AB 52 adds tribal cultural resources to the categories of cultural resources in CEQA, which had formerly been limited to historic, archaeological, and paleontological resources. “Tribal cultural resources” are defined as either (1) ”sites, features, places cultural landscapes, sacred places and objects with cultural value to a California Native American tribe” that are included in the state register of historical resources or a local register of historical resources, or that are determined to be eligible for inclusion in the state register; or (2) resources determined by the lead agency, in its discretion, to be significant based on the criteria for listing in the state register.
Under AB 52, a project that may cause a substantial adverse change in the significance of a tribal cultural resource is defined as a project that may have a significant effect on the environment. Where a project may have a significant impact on a tribal cultural resource, the lead agency’s environmental document must discuss the impact and whether feasible alternatives or mitigation measures could avoid or substantially lessen the impact.
Consultation with tribes
Recognizing that tribes may have expertise with regard to their tribal history and practices, AB 52 requires lead agencies to provide notice to tribes that are traditionally and culturally affiliated with the geographic area of a proposed project if they have requested notice of projects proposed within that area. If the tribe requests consultation within 30 days upon receipt of the notice, the lead agency must consult with the tribe. Consultation may include discussing the type of environmental review necessary, the significance of tribal cultural resources, the significance of the project’s impacts on the tribal cultural resources, and alternatives and mitigation measures recommended by the tribe.
The parties must consult in good faith, and consultation is deemed concluded when either the parties agree to measures to mitigate or avoid a significant effect on a tribal cultural resource (if such a significant effect exists) or when a party concludes that mutual agreement cannot be reached.
Mitigating adverse changes to tribal cultural resources
Mitigation measures agreed upon during consultation must be recommended for inclusion in the environmental document. AB 52 also identifies mitigation measures that may be considered to avoid significant impacts if there is no agreement on appropriate mitigation. Recommended measures include:

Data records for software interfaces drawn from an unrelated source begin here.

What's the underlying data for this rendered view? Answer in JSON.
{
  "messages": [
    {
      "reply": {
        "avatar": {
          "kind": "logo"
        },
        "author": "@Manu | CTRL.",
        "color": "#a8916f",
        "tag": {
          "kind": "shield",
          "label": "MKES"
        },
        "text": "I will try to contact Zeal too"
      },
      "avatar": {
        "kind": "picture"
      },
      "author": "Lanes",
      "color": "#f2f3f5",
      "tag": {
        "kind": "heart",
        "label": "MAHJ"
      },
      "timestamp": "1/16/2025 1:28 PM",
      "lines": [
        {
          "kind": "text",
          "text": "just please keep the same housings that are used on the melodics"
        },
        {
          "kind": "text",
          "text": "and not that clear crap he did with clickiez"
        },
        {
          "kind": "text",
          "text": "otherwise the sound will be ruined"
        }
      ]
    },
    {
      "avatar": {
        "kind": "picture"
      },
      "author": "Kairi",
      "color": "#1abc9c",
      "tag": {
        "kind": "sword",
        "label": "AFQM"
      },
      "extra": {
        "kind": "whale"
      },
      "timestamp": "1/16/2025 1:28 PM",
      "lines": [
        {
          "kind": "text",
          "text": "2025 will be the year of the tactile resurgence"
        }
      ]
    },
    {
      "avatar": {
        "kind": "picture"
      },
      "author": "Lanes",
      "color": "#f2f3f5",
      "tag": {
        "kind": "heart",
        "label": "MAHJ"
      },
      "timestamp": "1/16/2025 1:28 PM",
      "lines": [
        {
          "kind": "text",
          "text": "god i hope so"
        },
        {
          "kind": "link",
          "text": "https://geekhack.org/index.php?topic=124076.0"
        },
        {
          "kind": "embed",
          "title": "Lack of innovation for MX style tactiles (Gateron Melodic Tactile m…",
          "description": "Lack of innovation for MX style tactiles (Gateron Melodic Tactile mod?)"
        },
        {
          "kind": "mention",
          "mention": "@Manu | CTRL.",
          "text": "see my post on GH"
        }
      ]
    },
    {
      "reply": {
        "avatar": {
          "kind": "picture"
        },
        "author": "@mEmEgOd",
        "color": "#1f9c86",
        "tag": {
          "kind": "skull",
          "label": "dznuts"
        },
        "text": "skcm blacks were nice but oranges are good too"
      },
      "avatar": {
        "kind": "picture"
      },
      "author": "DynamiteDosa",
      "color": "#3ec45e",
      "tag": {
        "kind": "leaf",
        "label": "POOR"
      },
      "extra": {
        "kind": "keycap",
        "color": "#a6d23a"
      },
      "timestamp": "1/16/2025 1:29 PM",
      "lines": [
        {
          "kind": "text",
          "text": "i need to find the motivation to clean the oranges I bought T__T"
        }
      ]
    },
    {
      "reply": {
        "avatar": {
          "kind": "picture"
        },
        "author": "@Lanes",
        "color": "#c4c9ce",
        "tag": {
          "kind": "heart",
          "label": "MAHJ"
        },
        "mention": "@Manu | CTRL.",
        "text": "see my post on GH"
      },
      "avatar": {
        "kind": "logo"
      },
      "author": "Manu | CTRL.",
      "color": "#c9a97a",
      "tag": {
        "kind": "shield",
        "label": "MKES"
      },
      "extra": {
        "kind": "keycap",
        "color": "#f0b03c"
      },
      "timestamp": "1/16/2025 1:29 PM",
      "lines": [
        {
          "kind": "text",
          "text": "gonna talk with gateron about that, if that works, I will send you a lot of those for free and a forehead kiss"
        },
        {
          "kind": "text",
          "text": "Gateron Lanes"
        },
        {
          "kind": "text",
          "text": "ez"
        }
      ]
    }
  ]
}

- preservation in place
- protecting the cultural character and integrity of the resource
- protecting the traditional use of the resource
- protecting the confidentiality of the resource
- permanent conservation easements with culturally appropriate management criteria.
AB 52 contains several important changes to CEQA. Environmental documents must now consider tribal cultural resources in their analyses, and additional consultation requirements may apply to certain projects. Project proponents should be aware of these new requirements, and tribes should be similarly aware of their consultation rights under the new legislation.